Few of us are born with the diplomatic skills needed for a successful talk with a complete stranger about how she’s treating her dog--unless “success” means nothing more than venting dismay. I’ll admit I’ve done that more than once. But confrontation and shaming are probably just as counterproductive with people as punitive behavior modification techniques are with dogs. You might well suppress the problem behavior in the moment, but you might also find the person lashing out at you in return. And I’m betting she won’t be inclined to reevaluate her behavior toward her dog.
How to Approach Other Dog Owners
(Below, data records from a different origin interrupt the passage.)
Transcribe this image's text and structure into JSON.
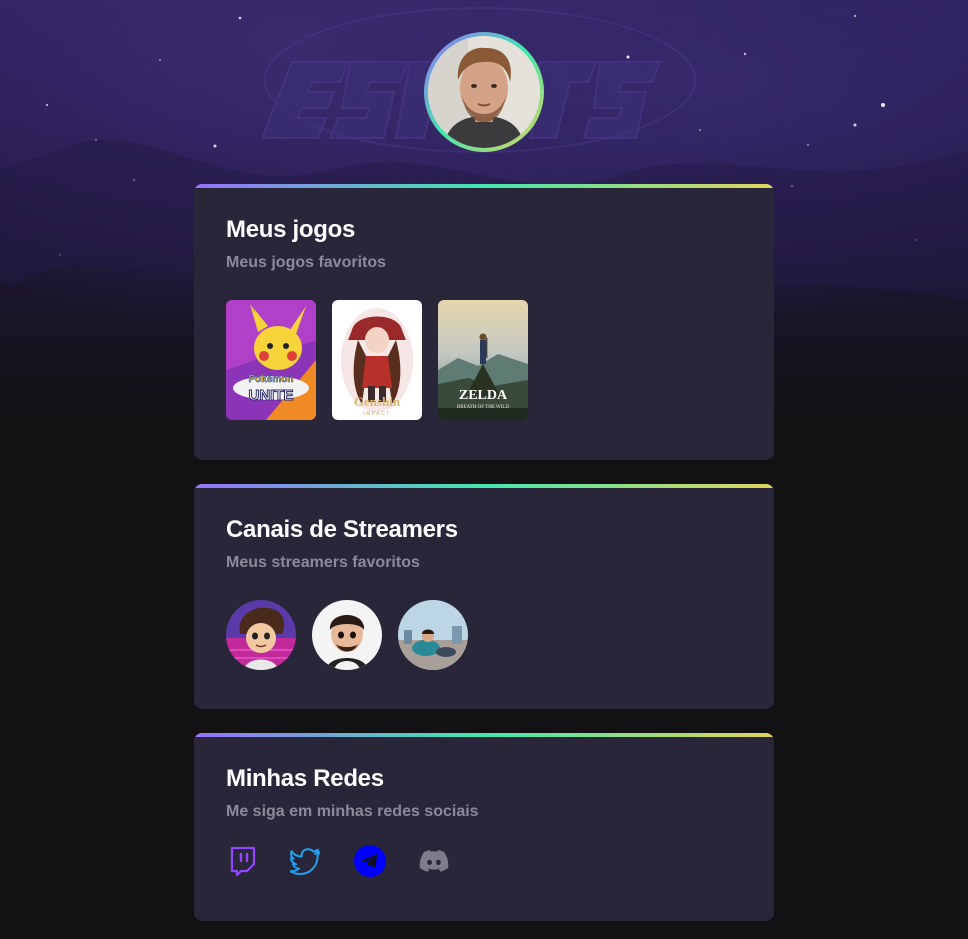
{
  "profile": {
    "avatar_alt": "profile photo"
  },
  "cards": {
    "games": {
      "title": "Meus jogos",
      "subtitle": "Meus jogos favoritos",
      "items": [
        {
          "icon": "pokemon-unite-cover",
          "logo_text": "UNITE"
        },
        {
          "icon": "genshin-impact-cover",
          "logo_text": "Genshin",
          "logo_sub": "IMPACT"
        },
        {
          "icon": "zelda-botw-cover",
          "logo_text": "ZELDA",
          "logo_sub": "BREATH OF THE WILD"
        }
      ]
    },
    "streamers": {
      "title": "Canais de Streamers",
      "subtitle": "Meus streamers favoritos",
      "items": [
        {
          "icon": "streamer-avatar-1"
        },
        {
          "icon": "streamer-avatar-2"
        },
        {
          "icon": "streamer-avatar-3"
        }
      ]
    },
    "socials": {
      "title": "Minhas Redes",
      "subtitle": "Me siga em minhas redes sociais",
      "items": [
        {
          "icon": "twitch-icon",
          "color": "#9146FF"
        },
        {
          "icon": "twitter-icon",
          "color": "#1DA1F2"
        },
        {
          "icon": "telegram-icon",
          "color": "#0000FF"
        },
        {
          "icon": "discord-icon",
          "color": "#7C7C8A"
        }
      ]
    }
  },
  "colors": {
    "background": "#121214",
    "card": "#29263a",
    "gradient_start": "#9572FC",
    "gradient_mid": "#43E7AD",
    "gradient_end": "#E2D45C",
    "subtitle": "#8c8a9a"
  }
}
A tactful approach may well not work, but it’s probably the only approach that stands any chance of helping. If you’re a fellow jogger, try falling into step with that oblivious runner and offering a heads-up--“Hey, I was behind you on the path and I happened to notice your dog’s lagging some. Long run today?” Grit your teeth and offer empathy to the person at the dog park who hits his dog--“She must get on your nerves with that behavior …” He may feel humiliated too; the ether is thick with gobbledegook about how if only your dog respected you as alpha she would always obey, so what does it say about him that he has such a rascal for a pooch? I’m not suggesting you get him into therapy, but a few minutes of friendly conversation might enable you to point him toward a good trainer in your city.
Be Sure You Understand the Situation
Bear in mind, too, that you may be mistaking the situation. A woman in my neighborhood adopted a nearly starved dog a couple of years ago. For the first month or so, as he transitioned from emaciated to merely skinny, people were doing double takes whenever the two of them walked by. Otherwise healthy young dogs sometimes break out in generalized demodectic mange.